Although astronomers have detected more than 180 extrasolar planets, XO-1b is only the tenth planet discovered using the transit method. It is the second planet found using telephoto lenses. The first, dubbed TrES-1, was reported in 2004. The transit method allows astronomers to determine a planet’s mass and size. Astronomers use this information to deduce the other characteristics, such as density.
The team used the Harlan J. Smith Telescope and the Hobby-Eberly Telescope at the University of Texas’ McDonald Observatory to measure the slight wobble induced by the planet on its parent star. This so-called radial-velocity method allowed the team to calculate a precise mass for the planet, which is slightly less than that of Jupiter (about 0.9 Jupiter masses). The planet also is much larger than its mass would suggest.
The planet-finding technique involves nightly sweeps of the sky using the XO telescope in Hawaii to note the brightness of the stars it encounters.
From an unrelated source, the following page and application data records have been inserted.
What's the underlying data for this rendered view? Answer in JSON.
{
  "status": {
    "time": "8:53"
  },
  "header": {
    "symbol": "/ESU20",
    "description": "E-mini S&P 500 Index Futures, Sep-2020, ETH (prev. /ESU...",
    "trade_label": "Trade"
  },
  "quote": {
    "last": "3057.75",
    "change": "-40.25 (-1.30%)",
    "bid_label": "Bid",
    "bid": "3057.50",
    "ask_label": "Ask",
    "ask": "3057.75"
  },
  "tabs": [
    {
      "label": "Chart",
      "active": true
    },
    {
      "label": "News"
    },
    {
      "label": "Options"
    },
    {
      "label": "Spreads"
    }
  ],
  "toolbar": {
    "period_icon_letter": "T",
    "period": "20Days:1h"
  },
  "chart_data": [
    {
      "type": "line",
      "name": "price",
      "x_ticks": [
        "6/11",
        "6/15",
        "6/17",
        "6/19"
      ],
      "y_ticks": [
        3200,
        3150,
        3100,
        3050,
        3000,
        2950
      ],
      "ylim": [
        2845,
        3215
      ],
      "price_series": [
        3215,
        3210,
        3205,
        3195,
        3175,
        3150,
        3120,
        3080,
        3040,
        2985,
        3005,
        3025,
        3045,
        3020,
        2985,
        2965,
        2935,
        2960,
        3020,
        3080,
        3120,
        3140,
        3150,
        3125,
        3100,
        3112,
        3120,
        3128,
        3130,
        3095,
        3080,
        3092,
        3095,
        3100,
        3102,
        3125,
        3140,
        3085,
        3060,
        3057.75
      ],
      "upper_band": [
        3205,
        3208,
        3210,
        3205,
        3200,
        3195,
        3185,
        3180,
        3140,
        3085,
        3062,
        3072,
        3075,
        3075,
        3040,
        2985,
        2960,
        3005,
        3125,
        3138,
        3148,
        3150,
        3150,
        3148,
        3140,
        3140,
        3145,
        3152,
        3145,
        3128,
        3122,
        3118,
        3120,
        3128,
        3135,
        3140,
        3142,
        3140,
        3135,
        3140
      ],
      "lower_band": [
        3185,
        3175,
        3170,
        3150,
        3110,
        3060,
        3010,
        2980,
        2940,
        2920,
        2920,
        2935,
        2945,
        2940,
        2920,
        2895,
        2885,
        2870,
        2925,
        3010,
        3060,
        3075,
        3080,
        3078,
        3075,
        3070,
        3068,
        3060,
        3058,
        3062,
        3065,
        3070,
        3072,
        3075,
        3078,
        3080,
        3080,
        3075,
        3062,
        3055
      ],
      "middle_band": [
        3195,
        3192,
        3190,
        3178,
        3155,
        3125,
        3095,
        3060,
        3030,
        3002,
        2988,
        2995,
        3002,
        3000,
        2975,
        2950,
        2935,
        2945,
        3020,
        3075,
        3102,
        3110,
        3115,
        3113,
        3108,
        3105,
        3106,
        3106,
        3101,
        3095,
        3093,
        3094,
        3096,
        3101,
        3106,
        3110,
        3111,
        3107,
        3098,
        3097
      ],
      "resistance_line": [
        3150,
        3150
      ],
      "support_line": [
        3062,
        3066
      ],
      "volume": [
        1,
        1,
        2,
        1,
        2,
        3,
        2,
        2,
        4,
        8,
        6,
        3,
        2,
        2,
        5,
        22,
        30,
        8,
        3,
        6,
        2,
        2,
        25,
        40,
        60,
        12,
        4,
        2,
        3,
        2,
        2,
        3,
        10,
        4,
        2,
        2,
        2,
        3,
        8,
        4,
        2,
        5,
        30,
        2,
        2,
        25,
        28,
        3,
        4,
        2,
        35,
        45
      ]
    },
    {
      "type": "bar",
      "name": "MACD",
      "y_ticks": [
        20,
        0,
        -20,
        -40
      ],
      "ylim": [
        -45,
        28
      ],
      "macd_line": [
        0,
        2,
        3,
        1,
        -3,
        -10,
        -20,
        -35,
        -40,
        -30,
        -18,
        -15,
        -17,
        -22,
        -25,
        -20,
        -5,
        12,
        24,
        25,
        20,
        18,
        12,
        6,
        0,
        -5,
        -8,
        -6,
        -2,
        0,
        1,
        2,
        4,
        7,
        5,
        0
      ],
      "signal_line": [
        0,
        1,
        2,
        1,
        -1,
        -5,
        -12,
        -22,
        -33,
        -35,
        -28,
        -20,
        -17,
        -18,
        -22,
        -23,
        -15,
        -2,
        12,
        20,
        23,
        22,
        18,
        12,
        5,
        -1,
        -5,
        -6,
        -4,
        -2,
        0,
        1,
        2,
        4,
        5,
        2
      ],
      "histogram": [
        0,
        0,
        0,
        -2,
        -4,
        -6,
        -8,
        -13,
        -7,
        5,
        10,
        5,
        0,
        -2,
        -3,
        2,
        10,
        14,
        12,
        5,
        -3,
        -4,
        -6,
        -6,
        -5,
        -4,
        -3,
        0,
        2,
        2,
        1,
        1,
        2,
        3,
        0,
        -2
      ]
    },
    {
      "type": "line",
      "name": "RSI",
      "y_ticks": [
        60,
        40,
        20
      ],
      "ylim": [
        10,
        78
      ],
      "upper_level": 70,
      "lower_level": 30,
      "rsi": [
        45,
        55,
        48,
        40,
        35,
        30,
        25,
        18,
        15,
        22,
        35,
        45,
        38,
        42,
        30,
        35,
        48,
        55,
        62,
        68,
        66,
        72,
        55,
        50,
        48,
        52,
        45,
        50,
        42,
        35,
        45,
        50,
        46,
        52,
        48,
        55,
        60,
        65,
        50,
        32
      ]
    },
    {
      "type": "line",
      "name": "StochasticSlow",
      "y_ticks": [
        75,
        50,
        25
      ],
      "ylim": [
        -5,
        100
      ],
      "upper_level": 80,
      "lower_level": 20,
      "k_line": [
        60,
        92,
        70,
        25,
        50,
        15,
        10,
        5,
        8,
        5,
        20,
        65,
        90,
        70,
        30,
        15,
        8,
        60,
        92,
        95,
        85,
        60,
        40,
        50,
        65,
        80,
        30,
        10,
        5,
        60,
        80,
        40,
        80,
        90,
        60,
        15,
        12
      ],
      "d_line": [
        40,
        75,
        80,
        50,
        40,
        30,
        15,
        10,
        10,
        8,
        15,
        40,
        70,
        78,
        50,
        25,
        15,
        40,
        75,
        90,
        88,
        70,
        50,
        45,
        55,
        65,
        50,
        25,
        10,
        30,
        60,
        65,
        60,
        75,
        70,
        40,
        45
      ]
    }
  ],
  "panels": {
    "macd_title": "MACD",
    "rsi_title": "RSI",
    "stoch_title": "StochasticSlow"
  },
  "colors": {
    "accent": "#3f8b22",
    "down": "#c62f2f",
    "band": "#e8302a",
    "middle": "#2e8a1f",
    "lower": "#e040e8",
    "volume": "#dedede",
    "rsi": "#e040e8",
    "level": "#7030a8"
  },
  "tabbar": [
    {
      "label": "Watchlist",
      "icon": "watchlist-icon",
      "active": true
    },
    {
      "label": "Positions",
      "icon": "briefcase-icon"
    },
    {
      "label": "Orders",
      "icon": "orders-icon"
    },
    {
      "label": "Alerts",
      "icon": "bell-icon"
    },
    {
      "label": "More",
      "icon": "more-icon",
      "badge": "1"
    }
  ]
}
A computer software program, a portion of which was developed by Janes, sifts through many thousands of stars every two months looking for tiny dips in the stars’ light, the signature of a possible planetary transit. The computer comes up with a few hundred possibilities. From those candidates, the team selects a few dozen promising leads. These stars were then passed on to the four amateur astronomers to study the possible transits more carefully.
From September 2003 to September 2005, the XO telescope observed tens of thousands of bright stars. In that time, the team of amateur astronomers studied a few dozen promising candidate stars identified by the team. The star XO-1 was pegged as a promising candidate in June 2005. The amateur astronomers observed it in June and July 2005, confirming that a planet-sized object was eclipsing the star.
The astronomer’s innovative technique of using relatively inexpensive telescopes to look for eclipsing planets favors finding planets orbiting close to their parent stars. The planet also must be large enough to produce a measurable dip in starlight.
The planet is the first discovered through the three-year search for transiting extrasolar planets. The planet quest is underwritten by a grant from NASA’s Origins program.
“It was a wonderful feeling because the team had worked for three years to find this one planet,” McCullough explained. “The discovery represents a few bytes out of nearly a terabyte of data: It’s like trying to distill gold out of seawater.”
“It truly was a collaborative effort,” agreed Janes. “It was an exciting opportunity to work with both professional and amateur astronomers on a team that can say they discovered a planet – something that not many people can say they’ve done.”
The team believes the newly found planet is a perfect candidate for study by the Hubble and Spitzer space telescopes. Hubble can measure precisely the star’s distance and the planet’s size. Spitzer can actually see the infrared radiation from the planet. By timing the disappearance of the planet behind the star, Spitzer also can measure the “ellipticity,” or “out-of-roundness,” of the planet’s orbit. If the orbit is elliptical, then the varying gravitational force would result in extra heating of the planet, expanding its atmosphere and perhaps explaining why the XO-1b’s diameter seems especially large for a body of its calculated mass.
The Space Telescope Science Institute in Baltimore is operated for NASA by the Association of Universities for Research in Astronomy, Inc., Washington.
Founded in 1839, Boston University is an internationally recognized institution of higher education and research. With more than 30,000 students, it is the fourth largest independent university in the United States. BU contains 17 colleges and schools along with a number of multi-disciplinary centers and institutes which are central to the school’s research and teaching mission.
Note to editors: More information and images available at: